TVG: Well, speaking of conflict, earlier in the season, they showed you hitting your son.
I'm not your model dad.

TVG: You also got to work with your wife, Lisa, which seems like it'd be fun.
But, obviously, I drove her first to drink and then to commit suicide! [Laughs.]

TVG: Is she upset that her character got bumped off?
I had a meeting with the head of the network at UPN [Dawn Ostroff]. I asked her what about Lisa, after [her Lynn Echolls character] had ostensibly jumped off the bridge.
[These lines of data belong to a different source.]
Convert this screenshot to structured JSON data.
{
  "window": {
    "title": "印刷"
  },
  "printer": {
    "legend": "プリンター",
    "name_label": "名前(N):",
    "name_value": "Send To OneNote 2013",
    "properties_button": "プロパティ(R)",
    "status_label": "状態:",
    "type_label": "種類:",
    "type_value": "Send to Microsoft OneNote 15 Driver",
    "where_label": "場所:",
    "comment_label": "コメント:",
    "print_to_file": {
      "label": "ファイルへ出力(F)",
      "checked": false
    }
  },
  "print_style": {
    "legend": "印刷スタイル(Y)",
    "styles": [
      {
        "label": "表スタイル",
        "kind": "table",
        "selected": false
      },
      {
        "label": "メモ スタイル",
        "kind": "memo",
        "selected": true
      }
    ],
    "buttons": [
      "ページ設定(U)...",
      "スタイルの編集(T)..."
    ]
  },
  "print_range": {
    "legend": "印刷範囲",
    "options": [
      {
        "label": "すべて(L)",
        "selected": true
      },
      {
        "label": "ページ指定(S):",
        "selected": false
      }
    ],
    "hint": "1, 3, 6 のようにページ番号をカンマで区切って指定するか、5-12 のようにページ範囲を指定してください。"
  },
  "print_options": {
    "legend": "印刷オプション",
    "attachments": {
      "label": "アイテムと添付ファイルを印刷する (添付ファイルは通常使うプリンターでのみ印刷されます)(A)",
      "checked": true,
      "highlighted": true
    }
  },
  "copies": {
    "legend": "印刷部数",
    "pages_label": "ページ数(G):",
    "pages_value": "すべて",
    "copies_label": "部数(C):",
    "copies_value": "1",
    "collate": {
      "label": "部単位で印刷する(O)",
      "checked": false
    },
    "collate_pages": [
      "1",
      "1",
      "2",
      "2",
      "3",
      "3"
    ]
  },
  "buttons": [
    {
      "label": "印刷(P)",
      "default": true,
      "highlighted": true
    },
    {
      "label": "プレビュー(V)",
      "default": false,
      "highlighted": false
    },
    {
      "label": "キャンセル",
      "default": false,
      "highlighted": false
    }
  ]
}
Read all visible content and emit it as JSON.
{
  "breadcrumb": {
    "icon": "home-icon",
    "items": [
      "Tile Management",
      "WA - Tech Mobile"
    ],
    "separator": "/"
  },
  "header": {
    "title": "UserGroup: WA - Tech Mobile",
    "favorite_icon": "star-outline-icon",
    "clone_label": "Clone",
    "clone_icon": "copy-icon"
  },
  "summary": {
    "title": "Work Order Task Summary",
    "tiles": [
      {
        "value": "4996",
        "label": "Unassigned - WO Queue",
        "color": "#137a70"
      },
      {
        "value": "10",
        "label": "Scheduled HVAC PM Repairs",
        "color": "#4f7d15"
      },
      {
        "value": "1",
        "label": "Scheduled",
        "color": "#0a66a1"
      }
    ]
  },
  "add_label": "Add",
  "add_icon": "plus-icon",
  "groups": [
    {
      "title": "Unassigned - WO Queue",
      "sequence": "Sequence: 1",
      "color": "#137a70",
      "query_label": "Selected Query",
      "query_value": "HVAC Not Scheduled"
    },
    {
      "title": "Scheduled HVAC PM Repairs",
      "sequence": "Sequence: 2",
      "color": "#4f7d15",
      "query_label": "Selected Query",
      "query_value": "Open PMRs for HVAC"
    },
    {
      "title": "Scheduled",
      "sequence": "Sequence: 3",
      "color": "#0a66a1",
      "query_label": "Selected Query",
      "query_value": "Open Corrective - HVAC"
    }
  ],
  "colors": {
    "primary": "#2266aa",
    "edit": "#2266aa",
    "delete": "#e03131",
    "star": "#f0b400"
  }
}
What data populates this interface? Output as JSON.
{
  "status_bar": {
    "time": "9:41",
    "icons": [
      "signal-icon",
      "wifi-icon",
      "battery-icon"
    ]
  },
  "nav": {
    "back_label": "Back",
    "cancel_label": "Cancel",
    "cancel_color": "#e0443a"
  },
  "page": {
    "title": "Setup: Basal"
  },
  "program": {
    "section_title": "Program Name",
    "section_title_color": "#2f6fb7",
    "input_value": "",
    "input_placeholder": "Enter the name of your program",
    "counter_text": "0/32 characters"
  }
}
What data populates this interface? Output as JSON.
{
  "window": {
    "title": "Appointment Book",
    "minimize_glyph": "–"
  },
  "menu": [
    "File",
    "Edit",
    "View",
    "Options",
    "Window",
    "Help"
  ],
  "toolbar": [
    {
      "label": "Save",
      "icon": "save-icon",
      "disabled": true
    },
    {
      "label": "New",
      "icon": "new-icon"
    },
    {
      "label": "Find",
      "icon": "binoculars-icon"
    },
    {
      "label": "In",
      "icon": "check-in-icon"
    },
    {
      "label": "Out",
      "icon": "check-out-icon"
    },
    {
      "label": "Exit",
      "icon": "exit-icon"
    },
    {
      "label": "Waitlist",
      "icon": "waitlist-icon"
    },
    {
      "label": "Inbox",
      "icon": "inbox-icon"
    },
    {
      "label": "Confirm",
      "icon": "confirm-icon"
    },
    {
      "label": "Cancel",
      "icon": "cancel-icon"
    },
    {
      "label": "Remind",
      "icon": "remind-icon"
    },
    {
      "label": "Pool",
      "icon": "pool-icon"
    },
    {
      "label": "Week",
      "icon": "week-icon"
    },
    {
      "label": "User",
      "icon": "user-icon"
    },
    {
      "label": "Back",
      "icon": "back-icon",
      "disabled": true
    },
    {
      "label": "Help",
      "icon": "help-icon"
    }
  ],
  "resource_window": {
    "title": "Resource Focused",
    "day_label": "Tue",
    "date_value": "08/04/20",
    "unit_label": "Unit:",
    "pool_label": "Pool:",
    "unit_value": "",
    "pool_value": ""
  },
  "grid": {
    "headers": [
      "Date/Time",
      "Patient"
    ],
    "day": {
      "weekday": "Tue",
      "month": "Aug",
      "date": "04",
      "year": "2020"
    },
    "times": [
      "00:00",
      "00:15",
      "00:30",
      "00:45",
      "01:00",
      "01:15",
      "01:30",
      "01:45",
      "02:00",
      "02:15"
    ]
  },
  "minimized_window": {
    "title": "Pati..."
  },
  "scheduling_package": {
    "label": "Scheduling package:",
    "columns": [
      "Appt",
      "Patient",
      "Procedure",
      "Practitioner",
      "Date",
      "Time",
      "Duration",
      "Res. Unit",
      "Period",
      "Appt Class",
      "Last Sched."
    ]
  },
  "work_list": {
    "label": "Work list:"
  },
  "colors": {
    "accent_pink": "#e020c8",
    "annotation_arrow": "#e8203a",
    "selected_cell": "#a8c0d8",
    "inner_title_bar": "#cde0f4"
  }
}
And she said, "Well, they never found the body." So I think there is a crack in the door open there.

TVG: What do you know about Aaron's backstory, since we mostly just see him as Logan's dad?
I don't know that they ever actually showed [Aaron's] study in detail, but the art department went to great lengths to show this egomaniacal actor's cocoon. Every single wall was covered with vanity posters of me from movies like Hair Trigger 1 and Hair Trigger 2 and Slash and Grab. The titles were unbelievable — and the odd thing is that I had all these action posters in the office, and then I also had three Emmys and two Academy Awards nestled behind my desk. So, somewhere along the line, I must have done something that got the respect of the Hollywood community. But most of the movies I had done were pretty awful, at least based on the titles. [Laughs]

TVG: So did you base your arrogant character on anyone in particular?
It is based on myself, I guess.

TVG: You're not really like that, are you?
[Laughs] Certainly, I've met actors before who have [vanity] rooms like that in their homes. I don't live that way myself, but the character is so multidimensional. He's a huge public figure, on the one hand. On the other hand, he's trying to have a family life and he can't control his impulses, and probably was raised by parents who beat him with a belt, so he feels it is OK to beat his kids with a belt.

TVG: Aaron quit acting to spend more time with his family. Have you ever thought about that?
Yes. In fact, I did that. I never announced it to anybody but, about four years ago, I took my son, who is now almost 25, on a trip to scuba dive near Belize. We spent about 10 hours in a car together driving through the jungle. After hour five of being cooped up in the car, it sort of all came out how I was gone when he was a kid and working so much in the '80s. This was new news to me. We'd never discussed it; he'd never revealed to me how painful it was not to have his dad around all the time. He was really traumatized by that. It was helpful for our relationship but I decided then and there that I wasn't going to do that with my new family. I have a 3-year-old and a 6-year-old [now], and basically, I bailed on Hollywood three years ago.

TVG: What made you come back for this show?
Most of the work I was doing, up until three years ago, was being done outside Los Angeles, in Canada and Australia. I decided to stay close to home and that, if I was going to work, it would be in L.A. — and only on things that really interested me and in ways that wouldn't impact on the family. Veronica Mars came up and I did eight episodes over five months. That doesn't take too much out of your family life.

TVG: Are you coming back to Mars next season?
Well, we've had some conversations about it, but the last time I actually spoke to any producers about it was before they had gotten their official pickup. So no one could say anything because they didn't know if they were even coming back. It would be fun to do. I had a great time doing it this season.

TVG: On a fun note, they recently made reference to Clash of the Titans within the show. What did you think of that?
I didn't see the episode, but they described it as Veronica [catching] a glimpse of it on TV in a motel room. I thought it was kind of a fun thing. A lot of actors have done toga movies in their lives, and most of those disappear without a trace. Somehow, Clash of the Titans has just kept on going.

Hungry for more candid Q&A? Read today's in-depth Insider interview with Gilmore Girl Alexis Bledel by clicking here.